“Your Own Mistakes Are Your Best Teacher”
and an ancient art form to its 2018 roster.
Interview with Pietro Accardi by Ed Mickens
You’ve probably seen marbled paper on the end-pages of precious, classic edition books, or in the lithe and lively patterns of high-end, decorative art paper. It’s an ancient art form that, until a century ago, was a jealously guarded secret. Today, its deceptively simple process and techniques are more accessible, and Oakland Feather River Art Camp is proud to offer a week-long study with accomplished master of the form, Pietro Accardi.
Paper marbling, Pietro points out, is almost as old as paper itself, and emerged as an art form in China and Japan. Over centuries, it gradually spread and evolved, especially into the Islamic civilizations, like Persia, where it achieved special glory. Venetian traders of the Middle Ages who plied the Silk Road, like Marco Polo, brought marbled paper and cloth home with them. Europe was intrigued, and began to experiment with its own approach to marbling.
“The Western approach is so different from the East,” explains Pietro. “In the East, it’s more of a meditation and observation, with little or no intervention of the mind. In the West, the mind wants to control everything, manipulating the materials, making things more complicated to please the eye.”
Indeed, as Europe became more and more enamored of complex patterns and techniques, the art of marbling produced a specialized class of professionals. By the 16th and 17th centuries, guilds of these professionals kept the process secret to protect their livelihood. They succeeded almost until the 20th century.
“Today, there are no more secrets,” Pietro laughs. In fact, he himself is mostly self-taught. Growing up in Italy, where his father had a printing shop, he was surrounded from an early age by all kinds of paper. He learned bookbinding, box construction, and most of the skills of the printer’s trade. One Christmas, he was gifted with a kit that introduced him to the art of marbling, and a lifelong passion was ignited.
“I had all this paper around me,” he says, “so I practiced and experimented. That’s when I realized that your own mistakes are the best teacher.” While that philosophy still guides his approach to teaching, his students will also gain the advantage of Pietro’s own experiments over decades of work.
Morning classes will focus on the three main components of the art-water, paint and paper-with hands-on demonstrations. The water needs to be thickened to just the right degree; while various methods are used today, Pietro’s preference is to use carrageenan, a seaweed derivative commonly used in food production, for example, to thicken ice cream. Paper needs to be sized with alum, to best accept the paint on its surface. Then there’s the paint (Pietro uses acrylic): How much is enough, or too little? How does it behave while it floats? What can be done with a brush, or rake, or comb, to achieve different designs or effects?
Marbled Book Covers
Then there’s the delicate procedure of lowering the paper on to the floating paint, to capture the image permanently. (Pietro anticipates that, once students become proficient with paper, they’ll be able to graduate to fabric.)
Sensing a bit of an alchemist’s magic?

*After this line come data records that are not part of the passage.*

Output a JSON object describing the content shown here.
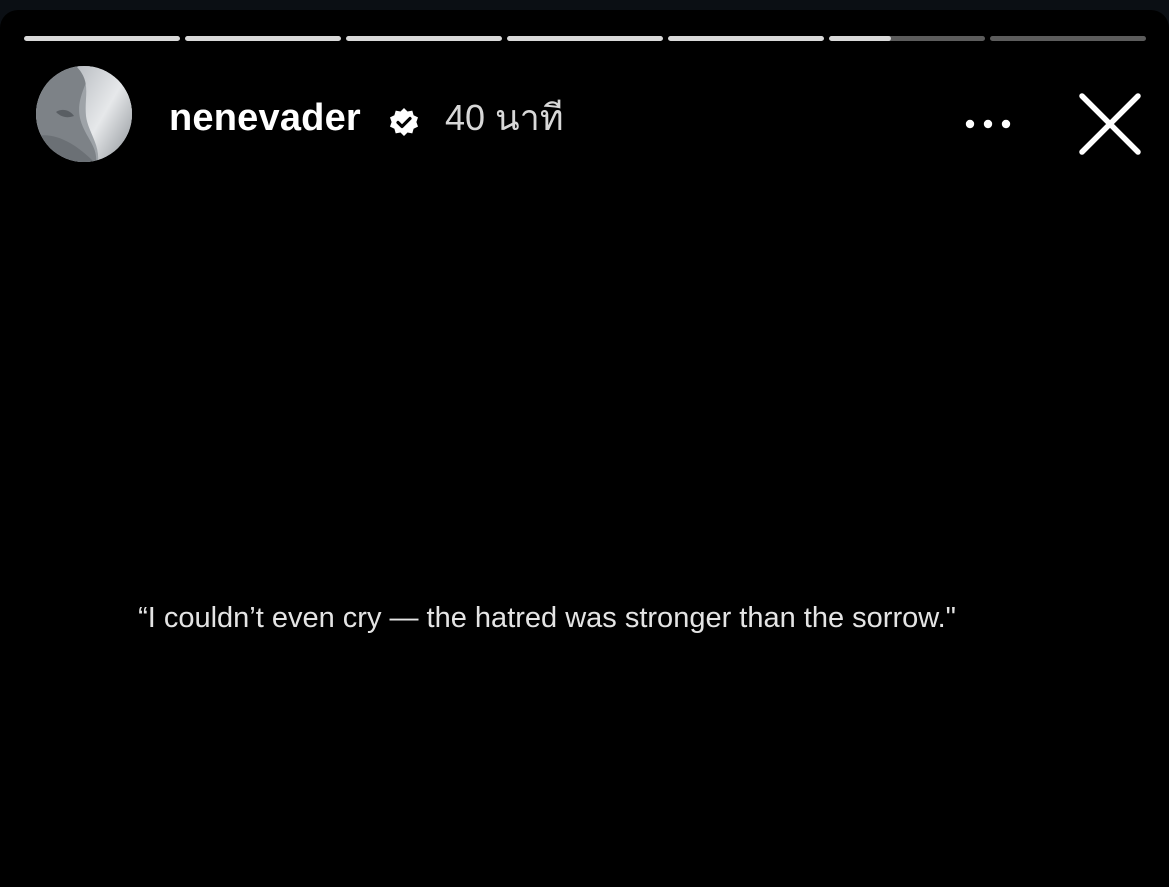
{
  "story": {
    "segment_count": 7,
    "current_segment": 6,
    "current_segment_progress": 0.4,
    "colors": {
      "background": "#000000",
      "progress_track": "#5c5c5c",
      "progress_fill": "#d9d9d9",
      "text_primary": "#ffffff",
      "text_secondary": "#d8d8d8"
    }
  },
  "header": {
    "avatar_icon": "avatar-icon",
    "username": "nenevader",
    "verified_icon": "verified-badge-icon",
    "timestamp": "40 นาที",
    "more_icon": "more-options-icon",
    "close_icon": "close-icon"
  },
  "content": {
    "quote": "“I couldn’t even cry — the hatred was stronger than the sorrow.\""
  }
}
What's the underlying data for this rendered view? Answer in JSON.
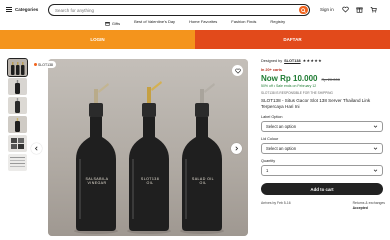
{
  "header": {
    "categories_label": "Categories",
    "search_placeholder": "Search for anything",
    "signin_label": "Sign in"
  },
  "nav": {
    "items": [
      {
        "label": "Gifts"
      },
      {
        "label": "Best of Valentine's Day"
      },
      {
        "label": "Home Favorites"
      },
      {
        "label": "Fashion Finds"
      },
      {
        "label": "Registry"
      }
    ]
  },
  "auth": {
    "login_label": "LOGIN",
    "register_label": "DAFTAR"
  },
  "gallery": {
    "badge_label": "SLOT138",
    "bottle_labels": [
      "SALSABILA\nVINEGAR",
      "SLOT138\nOIL",
      "SALAD OIL\nOIL"
    ]
  },
  "product": {
    "designed_by_prefix": "Designed by",
    "shop_name": "SLOT138",
    "rating_stars": "★★★★★",
    "stock_note": "In 20+ carts",
    "price": "Now Rp 10.000",
    "old_price": "Rp 20.000",
    "discount_note": "50% off • Sale ends on February 12",
    "shop_line": "SLOT138 IS RESPONSIBLE FOR THE SHIPPING",
    "title": "SLOT138 - Situs Gacor Slot 138 Server Thailand Link Terpercaya Hari Ini",
    "label_option": {
      "label": "Label Option",
      "value": "Select an option"
    },
    "lid_colour": {
      "label": "Lid Colour",
      "value": "Select an option"
    },
    "quantity": {
      "label": "Quantity",
      "value": "1"
    },
    "add_to_cart_label": "Add to cart",
    "arrives_by": "Arrives by Feb 5-16",
    "returns_label": "Returns & exchanges",
    "returns_value": "Accepted"
  },
  "colors": {
    "accent": "#f1641e",
    "login_bg": "#f4941c",
    "register_bg": "#e24a1b",
    "price": "#1e7b32"
  }
}
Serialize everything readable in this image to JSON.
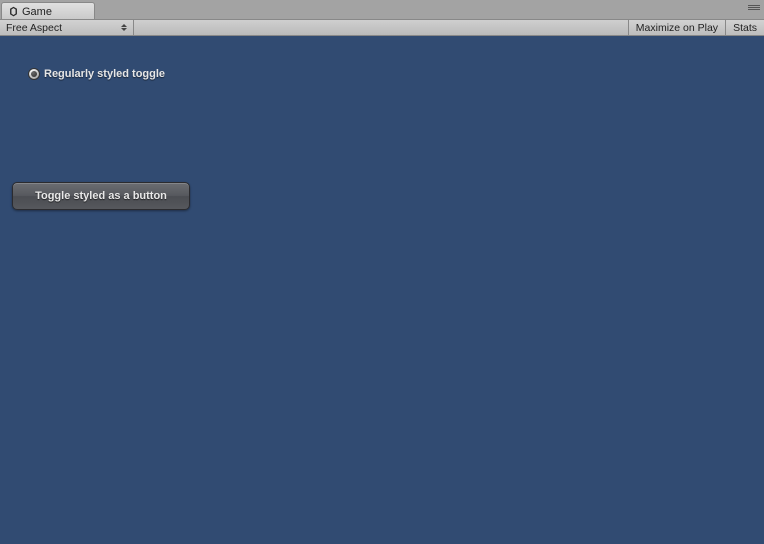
{
  "tab": {
    "label": "Game"
  },
  "toolbar": {
    "aspect_label": "Free Aspect",
    "maximize_label": "Maximize on Play",
    "stats_label": "Stats"
  },
  "content": {
    "radio_toggle_label": "Regularly styled toggle",
    "button_toggle_label": "Toggle styled as a button"
  },
  "colors": {
    "game_bg": "#314b72"
  }
}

Afternoon sessions will be unstructured, allowing students to experiment and explore, under the helpful eye of the master.
“I want my students to believe in themselves,” says Pietro.
“That is the best approach to learning.”
Pietro explains the intricacies of marbling.
He points out that there are about 50 classic patterns in common use in marbling today. Each has its own set of rules, and he’ll demonstrate some of them. But the importance of learning these rules, he explains, “is to break them, as you please. We waste too much effort on judging ourselves. Confidence gives you the freedom to explore, to express yourself. We each have our own aesthetic.”
By the end of the week, Pietro expects his students will have a fair collection of handsome paper designs, unique fabric, plus boxes and a bound book of their own. But most of all, “I want my students with the skills they need to move forward on their own. I teach them to ride the bicycle. Where they go is up to them.”